Data listing:
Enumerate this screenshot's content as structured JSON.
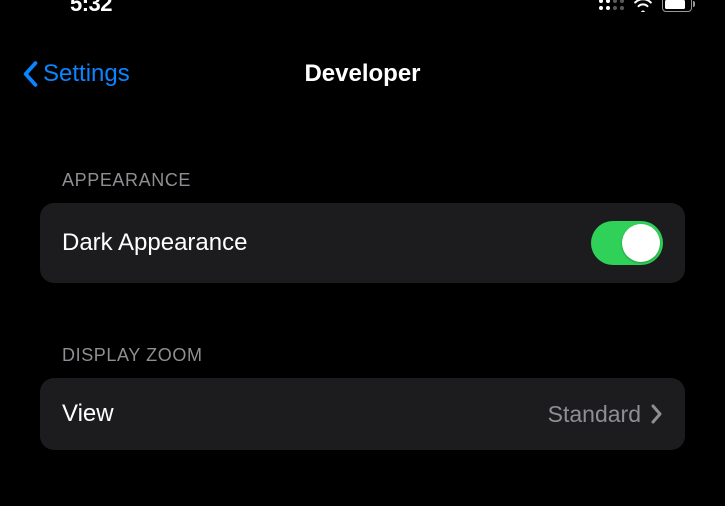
{
  "status": {
    "time": "5:32"
  },
  "nav": {
    "back_label": "Settings",
    "title": "Developer"
  },
  "sections": {
    "appearance": {
      "header": "Appearance",
      "dark_appearance_label": "Dark Appearance",
      "dark_appearance_on": true
    },
    "display_zoom": {
      "header": "Display Zoom",
      "view_label": "View",
      "view_value": "Standard"
    }
  },
  "colors": {
    "tint": "#0a84ff",
    "toggle_on": "#30d158",
    "row_bg": "#1c1c1e",
    "secondary_text": "#8e8e93"
  }
}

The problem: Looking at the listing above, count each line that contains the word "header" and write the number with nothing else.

Exercise solution: 2